*** Opening Data extract ***

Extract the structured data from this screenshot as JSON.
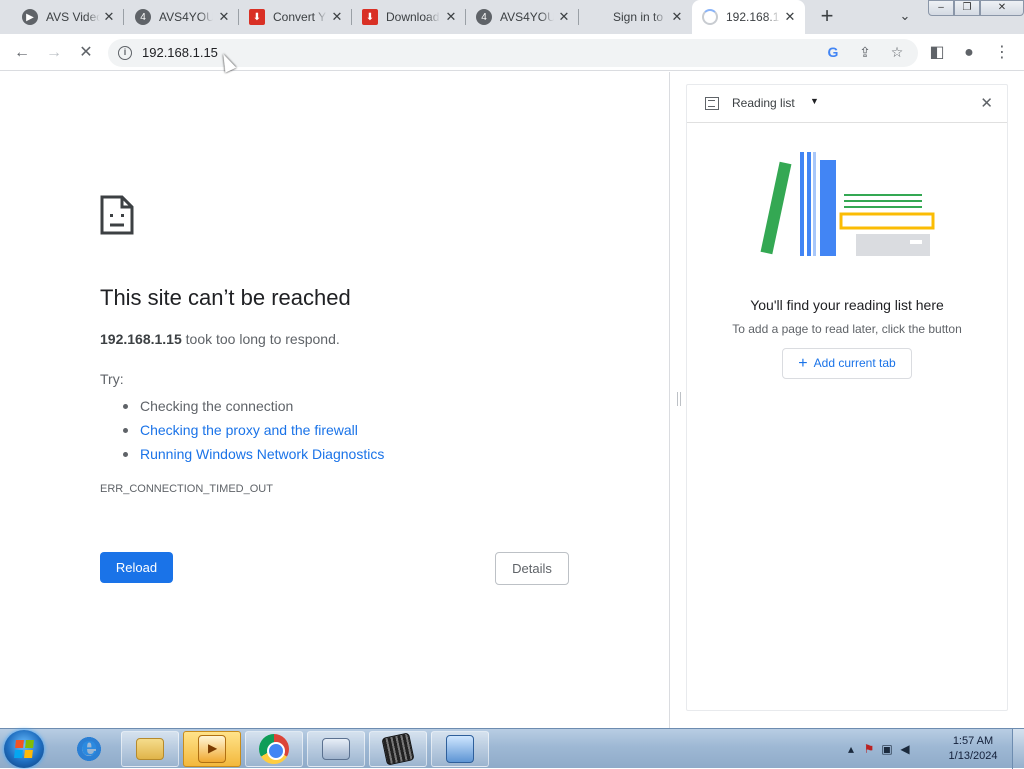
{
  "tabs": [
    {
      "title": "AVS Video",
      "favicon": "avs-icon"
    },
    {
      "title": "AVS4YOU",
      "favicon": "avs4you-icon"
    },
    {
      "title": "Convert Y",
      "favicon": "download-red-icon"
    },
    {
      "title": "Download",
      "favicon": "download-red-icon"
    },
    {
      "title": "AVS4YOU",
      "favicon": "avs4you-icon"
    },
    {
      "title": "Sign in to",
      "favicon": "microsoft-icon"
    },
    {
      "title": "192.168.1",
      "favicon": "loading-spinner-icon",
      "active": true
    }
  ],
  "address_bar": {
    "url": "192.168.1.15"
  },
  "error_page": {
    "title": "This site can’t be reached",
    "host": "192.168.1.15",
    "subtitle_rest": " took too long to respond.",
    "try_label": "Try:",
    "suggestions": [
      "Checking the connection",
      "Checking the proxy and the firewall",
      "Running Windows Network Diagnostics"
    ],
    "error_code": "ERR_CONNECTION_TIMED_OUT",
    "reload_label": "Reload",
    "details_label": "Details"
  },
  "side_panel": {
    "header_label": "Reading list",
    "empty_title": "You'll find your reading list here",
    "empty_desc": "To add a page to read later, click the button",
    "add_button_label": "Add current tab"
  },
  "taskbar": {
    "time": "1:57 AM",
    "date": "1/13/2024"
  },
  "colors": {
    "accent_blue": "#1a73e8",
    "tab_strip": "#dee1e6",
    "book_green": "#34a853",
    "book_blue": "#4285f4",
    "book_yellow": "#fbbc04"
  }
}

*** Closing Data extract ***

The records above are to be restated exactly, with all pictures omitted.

Extract the structured data from this screenshot as JSON.
{
  "tabs": [
    {
      "title": "AVS Video",
      "favicon": "avs-icon"
    },
    {
      "title": "AVS4YOU",
      "favicon": "avs4you-icon"
    },
    {
      "title": "Convert Y",
      "favicon": "download-red-icon"
    },
    {
      "title": "Download",
      "favicon": "download-red-icon"
    },
    {
      "title": "AVS4YOU",
      "favicon": "avs4you-icon"
    },
    {
      "title": "Sign in to",
      "favicon": "microsoft-icon"
    },
    {
      "title": "192.168.1",
      "favicon": "loading-spinner-icon",
      "active": true
    }
  ],
  "address_bar": {
    "url": "192.168.1.15"
  },
  "error_page": {
    "title": "This site can’t be reached",
    "host": "192.168.1.15",
    "subtitle_rest": " took too long to respond.",
    "try_label": "Try:",
    "suggestions": [
      "Checking the connection",
      "Checking the proxy and the firewall",
      "Running Windows Network Diagnostics"
    ],
    "error_code": "ERR_CONNECTION_TIMED_OUT",
    "reload_label": "Reload",
    "details_label": "Details"
  },
  "side_panel": {
    "header_label": "Reading list",
    "empty_title": "You'll find your reading list here",
    "empty_desc": "To add a page to read later, click the button",
    "add_button_label": "Add current tab"
  },
  "taskbar": {
    "time": "1:57 AM",
    "date": "1/13/2024"
  },
  "colors": {
    "accent_blue": "#1a73e8",
    "tab_strip": "#dee1e6",
    "book_green": "#34a853",
    "book_blue": "#4285f4",
    "book_yellow": "#fbbc04"
  }
}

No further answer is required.